Entries from a dataset of interfaces:
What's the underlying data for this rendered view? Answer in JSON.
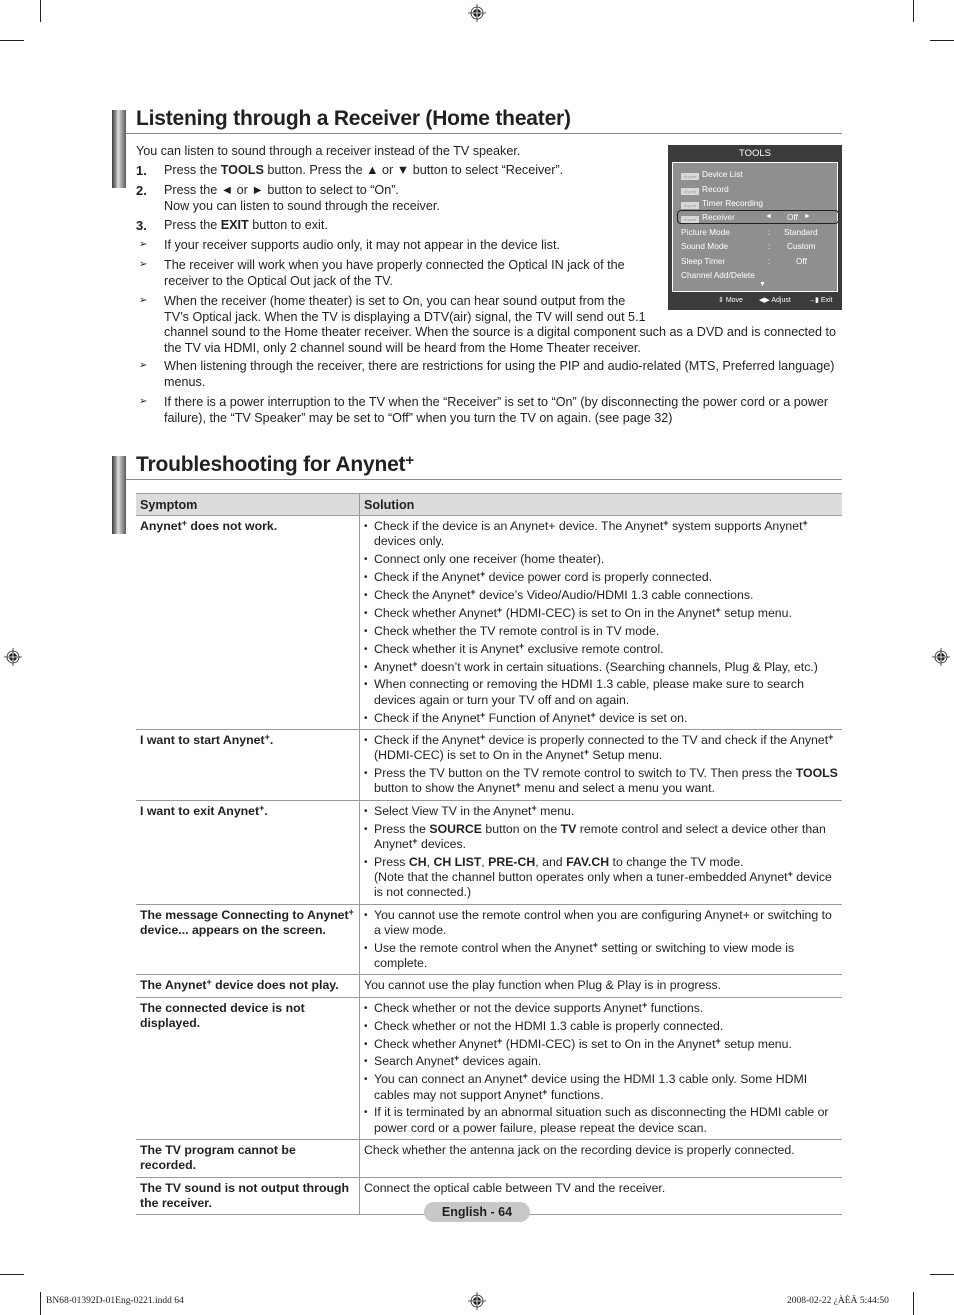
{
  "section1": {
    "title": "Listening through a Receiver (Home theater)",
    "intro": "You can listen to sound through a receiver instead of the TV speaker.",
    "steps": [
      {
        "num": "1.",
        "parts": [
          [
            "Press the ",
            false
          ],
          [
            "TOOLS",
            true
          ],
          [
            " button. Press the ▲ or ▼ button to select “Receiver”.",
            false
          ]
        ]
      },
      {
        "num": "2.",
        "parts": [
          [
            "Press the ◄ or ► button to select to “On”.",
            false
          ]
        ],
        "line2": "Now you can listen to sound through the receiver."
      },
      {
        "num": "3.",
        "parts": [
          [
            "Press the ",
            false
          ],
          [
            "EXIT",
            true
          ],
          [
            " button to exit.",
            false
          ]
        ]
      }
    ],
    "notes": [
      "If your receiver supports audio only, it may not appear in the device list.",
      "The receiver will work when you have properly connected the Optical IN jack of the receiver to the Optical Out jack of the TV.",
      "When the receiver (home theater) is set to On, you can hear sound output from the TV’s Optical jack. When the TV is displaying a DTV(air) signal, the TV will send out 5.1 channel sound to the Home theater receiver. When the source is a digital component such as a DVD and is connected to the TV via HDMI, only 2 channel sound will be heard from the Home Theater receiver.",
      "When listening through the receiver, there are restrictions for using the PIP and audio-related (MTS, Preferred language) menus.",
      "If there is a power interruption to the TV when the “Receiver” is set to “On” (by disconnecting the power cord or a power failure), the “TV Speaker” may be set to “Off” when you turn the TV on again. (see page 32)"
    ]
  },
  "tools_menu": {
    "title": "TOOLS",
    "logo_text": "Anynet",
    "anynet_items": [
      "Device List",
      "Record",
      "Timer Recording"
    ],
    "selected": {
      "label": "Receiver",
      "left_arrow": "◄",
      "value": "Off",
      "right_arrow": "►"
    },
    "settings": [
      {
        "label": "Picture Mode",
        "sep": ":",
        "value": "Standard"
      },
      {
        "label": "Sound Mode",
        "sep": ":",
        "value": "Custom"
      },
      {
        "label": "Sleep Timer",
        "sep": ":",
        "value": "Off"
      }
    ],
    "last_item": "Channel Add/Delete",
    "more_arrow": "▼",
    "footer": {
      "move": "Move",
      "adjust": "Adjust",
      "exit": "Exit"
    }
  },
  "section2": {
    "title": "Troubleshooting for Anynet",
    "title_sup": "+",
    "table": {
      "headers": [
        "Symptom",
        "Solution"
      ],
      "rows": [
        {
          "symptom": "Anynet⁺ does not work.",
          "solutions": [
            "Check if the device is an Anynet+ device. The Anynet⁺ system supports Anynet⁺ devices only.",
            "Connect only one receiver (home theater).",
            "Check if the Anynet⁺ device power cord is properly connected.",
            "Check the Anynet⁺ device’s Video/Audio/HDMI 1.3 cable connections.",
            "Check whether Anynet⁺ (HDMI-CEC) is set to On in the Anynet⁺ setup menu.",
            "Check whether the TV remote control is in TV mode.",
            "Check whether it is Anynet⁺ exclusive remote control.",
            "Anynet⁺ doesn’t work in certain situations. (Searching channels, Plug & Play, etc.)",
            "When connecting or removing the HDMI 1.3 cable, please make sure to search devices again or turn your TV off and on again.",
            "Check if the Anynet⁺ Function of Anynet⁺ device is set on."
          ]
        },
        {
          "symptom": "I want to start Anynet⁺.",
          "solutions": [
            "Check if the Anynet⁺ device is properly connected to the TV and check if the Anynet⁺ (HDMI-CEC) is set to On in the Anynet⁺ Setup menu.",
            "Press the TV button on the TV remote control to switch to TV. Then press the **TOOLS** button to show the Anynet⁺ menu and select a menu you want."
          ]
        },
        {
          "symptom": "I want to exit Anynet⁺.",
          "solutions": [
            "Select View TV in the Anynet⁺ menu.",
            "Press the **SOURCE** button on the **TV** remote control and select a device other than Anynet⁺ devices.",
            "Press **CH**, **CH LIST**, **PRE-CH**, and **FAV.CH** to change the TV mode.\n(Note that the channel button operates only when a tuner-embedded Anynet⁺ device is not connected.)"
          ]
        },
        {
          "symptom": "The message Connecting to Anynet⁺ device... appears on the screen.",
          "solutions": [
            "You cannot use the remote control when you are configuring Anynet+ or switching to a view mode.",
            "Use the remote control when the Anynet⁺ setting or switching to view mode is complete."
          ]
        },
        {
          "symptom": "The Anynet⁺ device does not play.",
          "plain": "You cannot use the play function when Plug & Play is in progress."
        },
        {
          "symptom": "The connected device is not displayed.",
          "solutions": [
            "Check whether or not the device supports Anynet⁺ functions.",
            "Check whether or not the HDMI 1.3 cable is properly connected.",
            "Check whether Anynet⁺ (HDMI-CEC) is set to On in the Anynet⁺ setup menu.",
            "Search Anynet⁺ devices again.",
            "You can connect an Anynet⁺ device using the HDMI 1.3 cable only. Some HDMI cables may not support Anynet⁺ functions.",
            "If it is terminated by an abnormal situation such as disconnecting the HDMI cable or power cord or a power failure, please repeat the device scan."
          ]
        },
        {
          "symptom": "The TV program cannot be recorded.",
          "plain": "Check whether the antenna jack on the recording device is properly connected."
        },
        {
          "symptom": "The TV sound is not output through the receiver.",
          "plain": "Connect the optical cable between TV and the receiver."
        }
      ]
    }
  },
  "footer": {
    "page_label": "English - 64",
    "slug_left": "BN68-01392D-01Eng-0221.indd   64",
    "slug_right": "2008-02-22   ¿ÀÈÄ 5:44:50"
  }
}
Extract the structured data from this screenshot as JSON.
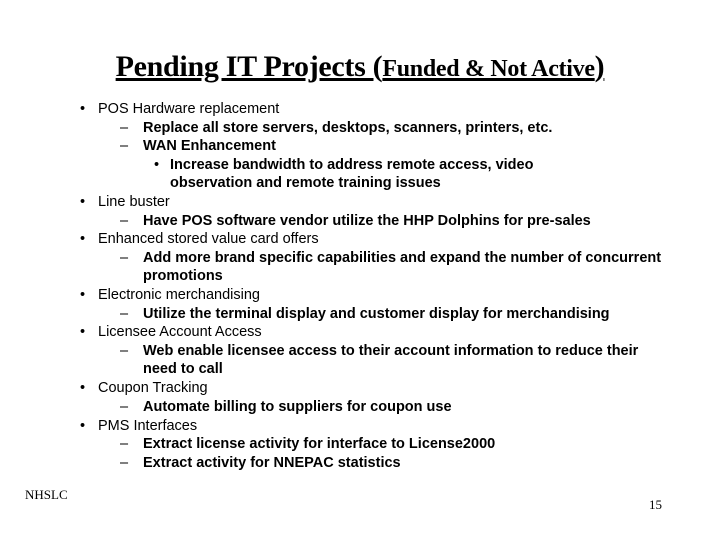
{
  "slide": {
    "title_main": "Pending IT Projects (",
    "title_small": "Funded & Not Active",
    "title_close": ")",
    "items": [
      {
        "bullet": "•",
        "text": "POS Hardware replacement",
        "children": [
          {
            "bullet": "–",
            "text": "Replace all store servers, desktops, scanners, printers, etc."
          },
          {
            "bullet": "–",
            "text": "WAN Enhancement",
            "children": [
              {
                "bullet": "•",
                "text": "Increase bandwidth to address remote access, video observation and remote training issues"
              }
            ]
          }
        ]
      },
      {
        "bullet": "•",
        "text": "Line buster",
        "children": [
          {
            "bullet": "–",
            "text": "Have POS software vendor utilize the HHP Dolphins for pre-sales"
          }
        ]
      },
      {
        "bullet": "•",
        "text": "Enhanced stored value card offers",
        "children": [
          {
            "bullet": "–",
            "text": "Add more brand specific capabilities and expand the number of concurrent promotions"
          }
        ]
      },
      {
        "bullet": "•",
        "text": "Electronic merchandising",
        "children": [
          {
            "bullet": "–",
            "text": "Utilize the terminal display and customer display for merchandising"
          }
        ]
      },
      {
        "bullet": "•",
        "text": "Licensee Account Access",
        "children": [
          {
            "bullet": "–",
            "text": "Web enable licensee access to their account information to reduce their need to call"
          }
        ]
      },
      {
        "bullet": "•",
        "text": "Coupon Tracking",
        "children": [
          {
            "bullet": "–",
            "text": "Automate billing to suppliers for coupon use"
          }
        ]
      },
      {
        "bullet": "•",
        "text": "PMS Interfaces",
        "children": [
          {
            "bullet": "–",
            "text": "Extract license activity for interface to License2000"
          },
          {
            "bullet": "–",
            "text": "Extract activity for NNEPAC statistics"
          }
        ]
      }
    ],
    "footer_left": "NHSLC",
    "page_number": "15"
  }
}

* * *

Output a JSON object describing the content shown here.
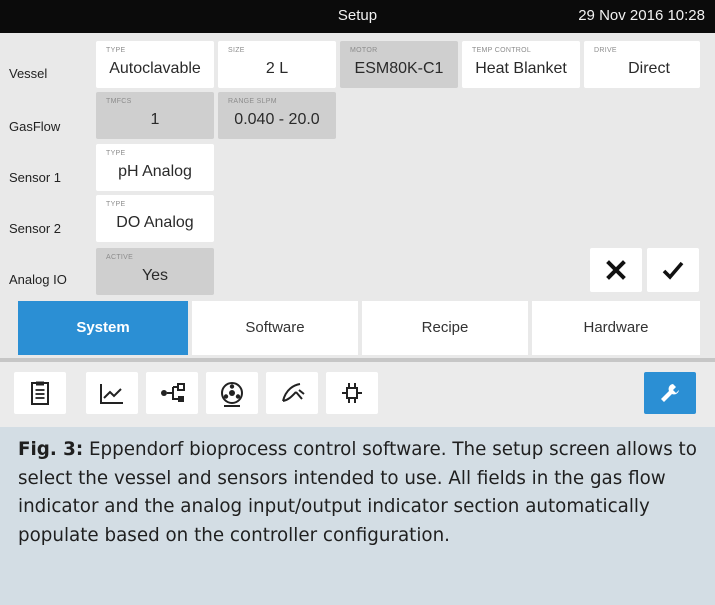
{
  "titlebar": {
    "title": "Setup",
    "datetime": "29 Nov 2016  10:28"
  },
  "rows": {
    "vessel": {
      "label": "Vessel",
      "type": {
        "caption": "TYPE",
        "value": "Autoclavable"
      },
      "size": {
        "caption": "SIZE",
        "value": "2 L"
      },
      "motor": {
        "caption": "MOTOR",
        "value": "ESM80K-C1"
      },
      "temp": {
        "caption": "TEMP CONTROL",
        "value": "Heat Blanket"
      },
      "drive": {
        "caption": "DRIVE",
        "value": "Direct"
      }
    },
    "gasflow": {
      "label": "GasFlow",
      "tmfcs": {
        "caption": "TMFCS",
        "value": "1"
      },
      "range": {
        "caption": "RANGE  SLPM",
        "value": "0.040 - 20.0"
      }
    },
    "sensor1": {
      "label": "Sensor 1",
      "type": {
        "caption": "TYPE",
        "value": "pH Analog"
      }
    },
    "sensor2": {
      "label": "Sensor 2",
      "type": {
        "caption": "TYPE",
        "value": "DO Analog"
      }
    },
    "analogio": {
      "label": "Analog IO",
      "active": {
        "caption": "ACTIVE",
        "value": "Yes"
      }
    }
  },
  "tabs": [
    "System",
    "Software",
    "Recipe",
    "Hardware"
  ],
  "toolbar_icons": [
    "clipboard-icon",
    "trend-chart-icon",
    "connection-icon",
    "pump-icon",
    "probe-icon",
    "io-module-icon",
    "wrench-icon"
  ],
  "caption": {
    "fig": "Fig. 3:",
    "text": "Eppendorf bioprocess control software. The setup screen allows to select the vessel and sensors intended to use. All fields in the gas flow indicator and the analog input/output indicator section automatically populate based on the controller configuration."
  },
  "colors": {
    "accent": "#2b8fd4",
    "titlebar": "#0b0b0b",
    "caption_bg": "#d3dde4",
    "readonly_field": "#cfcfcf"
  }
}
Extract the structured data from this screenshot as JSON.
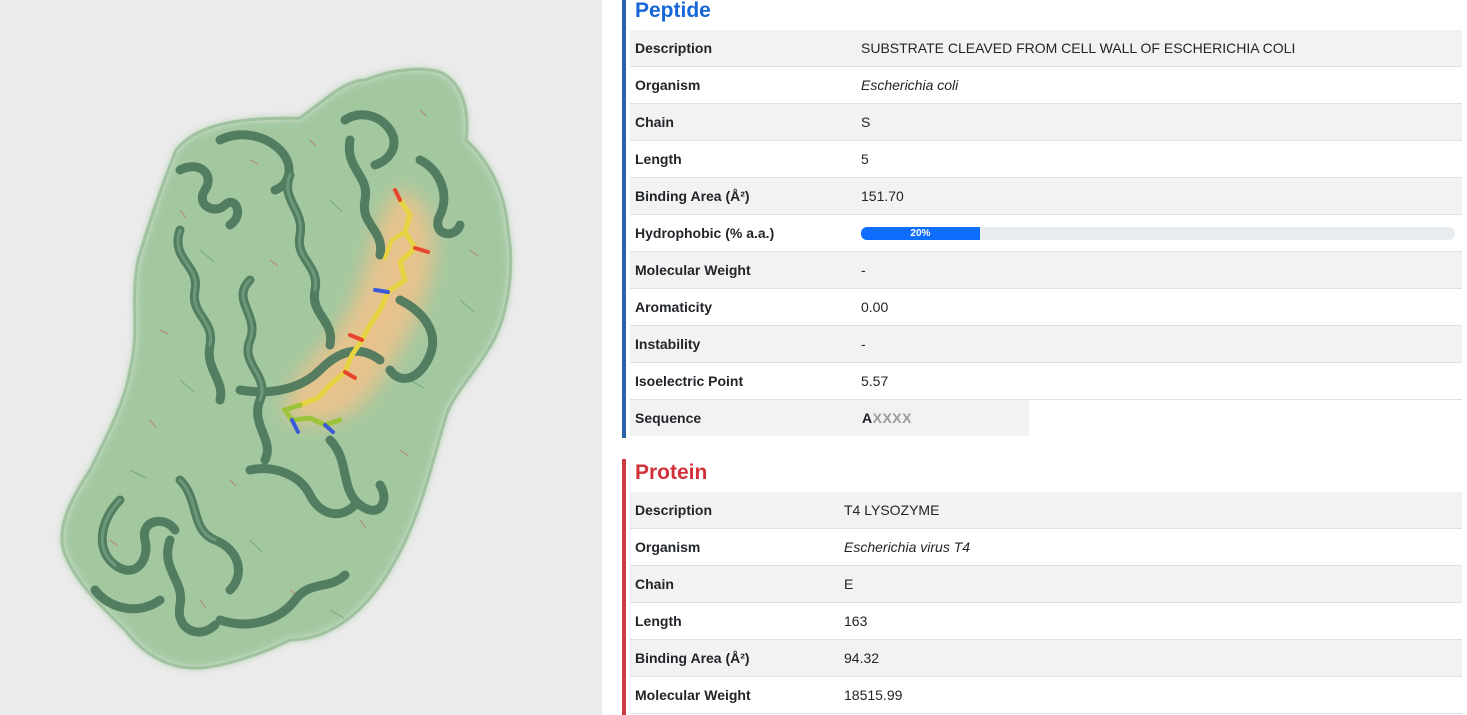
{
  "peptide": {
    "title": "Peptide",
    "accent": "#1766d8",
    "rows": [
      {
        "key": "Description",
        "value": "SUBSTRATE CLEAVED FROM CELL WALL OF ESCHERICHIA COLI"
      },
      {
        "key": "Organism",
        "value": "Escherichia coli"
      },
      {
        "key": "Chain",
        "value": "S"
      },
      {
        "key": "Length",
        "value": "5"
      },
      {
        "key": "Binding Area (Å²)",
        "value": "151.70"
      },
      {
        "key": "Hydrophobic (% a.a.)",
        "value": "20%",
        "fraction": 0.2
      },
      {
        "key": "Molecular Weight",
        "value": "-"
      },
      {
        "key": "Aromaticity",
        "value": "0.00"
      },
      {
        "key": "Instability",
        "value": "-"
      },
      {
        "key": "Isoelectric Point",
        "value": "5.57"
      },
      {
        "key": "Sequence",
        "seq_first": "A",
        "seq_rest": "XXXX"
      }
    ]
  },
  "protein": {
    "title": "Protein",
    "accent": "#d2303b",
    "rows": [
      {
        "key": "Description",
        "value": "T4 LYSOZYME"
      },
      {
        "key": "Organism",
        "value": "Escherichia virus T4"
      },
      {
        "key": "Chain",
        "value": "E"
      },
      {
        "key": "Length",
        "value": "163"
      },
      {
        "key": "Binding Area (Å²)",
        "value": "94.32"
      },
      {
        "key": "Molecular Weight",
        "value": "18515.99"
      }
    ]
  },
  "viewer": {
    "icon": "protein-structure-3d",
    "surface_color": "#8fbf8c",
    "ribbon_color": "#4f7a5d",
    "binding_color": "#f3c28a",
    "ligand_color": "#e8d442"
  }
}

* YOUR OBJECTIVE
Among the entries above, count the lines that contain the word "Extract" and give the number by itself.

* THE ANSWER
4